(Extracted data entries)
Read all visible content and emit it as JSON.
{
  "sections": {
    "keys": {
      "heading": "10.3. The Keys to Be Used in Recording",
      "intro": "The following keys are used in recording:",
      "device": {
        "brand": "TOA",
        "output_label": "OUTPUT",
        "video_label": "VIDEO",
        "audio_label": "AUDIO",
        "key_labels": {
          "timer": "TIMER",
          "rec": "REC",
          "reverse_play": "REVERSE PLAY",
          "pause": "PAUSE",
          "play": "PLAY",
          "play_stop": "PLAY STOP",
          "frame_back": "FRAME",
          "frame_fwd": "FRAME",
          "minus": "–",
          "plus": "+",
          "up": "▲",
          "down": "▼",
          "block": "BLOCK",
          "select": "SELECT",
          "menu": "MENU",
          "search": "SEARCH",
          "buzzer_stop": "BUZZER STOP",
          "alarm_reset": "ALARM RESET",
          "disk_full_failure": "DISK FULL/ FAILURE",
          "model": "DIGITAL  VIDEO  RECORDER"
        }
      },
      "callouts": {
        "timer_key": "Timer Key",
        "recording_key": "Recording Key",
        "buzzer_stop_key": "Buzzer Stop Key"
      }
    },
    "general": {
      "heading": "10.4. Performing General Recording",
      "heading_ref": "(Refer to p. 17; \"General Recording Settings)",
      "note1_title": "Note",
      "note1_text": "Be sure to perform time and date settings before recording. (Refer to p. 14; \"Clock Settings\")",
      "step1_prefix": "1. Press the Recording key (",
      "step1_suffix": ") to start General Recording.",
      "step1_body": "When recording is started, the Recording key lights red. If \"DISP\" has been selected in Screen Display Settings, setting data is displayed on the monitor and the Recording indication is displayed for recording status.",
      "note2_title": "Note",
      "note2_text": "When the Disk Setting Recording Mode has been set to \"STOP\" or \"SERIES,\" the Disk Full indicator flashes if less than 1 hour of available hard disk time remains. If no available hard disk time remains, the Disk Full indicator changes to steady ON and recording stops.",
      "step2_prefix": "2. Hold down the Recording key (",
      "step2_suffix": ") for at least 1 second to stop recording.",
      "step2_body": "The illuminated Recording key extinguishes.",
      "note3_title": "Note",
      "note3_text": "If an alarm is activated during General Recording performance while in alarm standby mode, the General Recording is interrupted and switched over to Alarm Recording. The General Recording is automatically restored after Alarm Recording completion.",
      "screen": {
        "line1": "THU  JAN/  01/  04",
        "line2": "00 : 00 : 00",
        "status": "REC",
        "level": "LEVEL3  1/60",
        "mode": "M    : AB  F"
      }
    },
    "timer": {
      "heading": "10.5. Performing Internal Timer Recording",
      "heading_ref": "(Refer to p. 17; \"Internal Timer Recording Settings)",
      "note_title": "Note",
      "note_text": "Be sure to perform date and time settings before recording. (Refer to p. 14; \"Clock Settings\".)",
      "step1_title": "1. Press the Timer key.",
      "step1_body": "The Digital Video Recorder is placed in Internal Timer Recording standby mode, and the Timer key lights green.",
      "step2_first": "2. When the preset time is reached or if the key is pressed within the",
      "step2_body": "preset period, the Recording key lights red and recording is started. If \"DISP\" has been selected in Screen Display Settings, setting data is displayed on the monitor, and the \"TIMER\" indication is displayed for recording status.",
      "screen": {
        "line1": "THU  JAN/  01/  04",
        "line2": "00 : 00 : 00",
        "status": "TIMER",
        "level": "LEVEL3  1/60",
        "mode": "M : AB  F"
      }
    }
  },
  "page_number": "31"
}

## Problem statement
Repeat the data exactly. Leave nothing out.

## Result for this task
Read all visible content and emit it as JSON.
{
  "sections": {
    "keys": {
      "heading": "10.3. The Keys to Be Used in Recording",
      "intro": "The following keys are used in recording:",
      "device": {
        "brand": "TOA",
        "output_label": "OUTPUT",
        "video_label": "VIDEO",
        "audio_label": "AUDIO",
        "key_labels": {
          "timer": "TIMER",
          "rec": "REC",
          "reverse_play": "REVERSE PLAY",
          "pause": "PAUSE",
          "play": "PLAY",
          "play_stop": "PLAY STOP",
          "frame_back": "FRAME",
          "frame_fwd": "FRAME",
          "minus": "–",
          "plus": "+",
          "up": "▲",
          "down": "▼",
          "block": "BLOCK",
          "select": "SELECT",
          "menu": "MENU",
          "search": "SEARCH",
          "buzzer_stop": "BUZZER STOP",
          "alarm_reset": "ALARM RESET",
          "disk_full_failure": "DISK FULL/ FAILURE",
          "model": "DIGITAL  VIDEO  RECORDER"
        }
      },
      "callouts": {
        "timer_key": "Timer Key",
        "recording_key": "Recording Key",
        "buzzer_stop_key": "Buzzer Stop Key"
      }
    },
    "general": {
      "heading": "10.4. Performing General Recording",
      "heading_ref": "(Refer to p. 17; \"General Recording Settings)",
      "note1_title": "Note",
      "note1_text": "Be sure to perform time and date settings before recording. (Refer to p. 14; \"Clock Settings\")",
      "step1_prefix": "1. Press the Recording key (",
      "step1_suffix": ") to start General Recording.",
      "step1_body": "When recording is started, the Recording key lights red. If \"DISP\" has been selected in Screen Display Settings, setting data is displayed on the monitor and the Recording indication is displayed for recording status.",
      "note2_title": "Note",
      "note2_text": "When the Disk Setting Recording Mode has been set to \"STOP\" or \"SERIES,\" the Disk Full indicator flashes if less than 1 hour of available hard disk time remains. If no available hard disk time remains, the Disk Full indicator changes to steady ON and recording stops.",
      "step2_prefix": "2. Hold down the Recording key (",
      "step2_suffix": ") for at least 1 second to stop recording.",
      "step2_body": "The illuminated Recording key extinguishes.",
      "note3_title": "Note",
      "note3_text": "If an alarm is activated during General Recording performance while in alarm standby mode, the General Recording is interrupted and switched over to Alarm Recording. The General Recording is automatically restored after Alarm Recording completion.",
      "screen": {
        "line1": "THU  JAN/  01/  04",
        "line2": "00 : 00 : 00",
        "status": "REC",
        "level": "LEVEL3  1/60",
        "mode": "M    : AB  F"
      }
    },
    "timer": {
      "heading": "10.5. Performing Internal Timer Recording",
      "heading_ref": "(Refer to p. 17; \"Internal Timer Recording Settings)",
      "note_title": "Note",
      "note_text": "Be sure to perform date and time settings before recording. (Refer to p. 14; \"Clock Settings\".)",
      "step1_title": "1. Press the Timer key.",
      "step1_body": "The Digital Video Recorder is placed in Internal Timer Recording standby mode, and the Timer key lights green.",
      "step2_first": "2. When the preset time is reached or if the key is pressed within the",
      "step2_body": "preset period, the Recording key lights red and recording is started. If \"DISP\" has been selected in Screen Display Settings, setting data is displayed on the monitor, and the \"TIMER\" indication is displayed for recording status.",
      "screen": {
        "line1": "THU  JAN/  01/  04",
        "line2": "00 : 00 : 00",
        "status": "TIMER",
        "level": "LEVEL3  1/60",
        "mode": "M : AB  F"
      }
    }
  },
  "page_number": "31"
}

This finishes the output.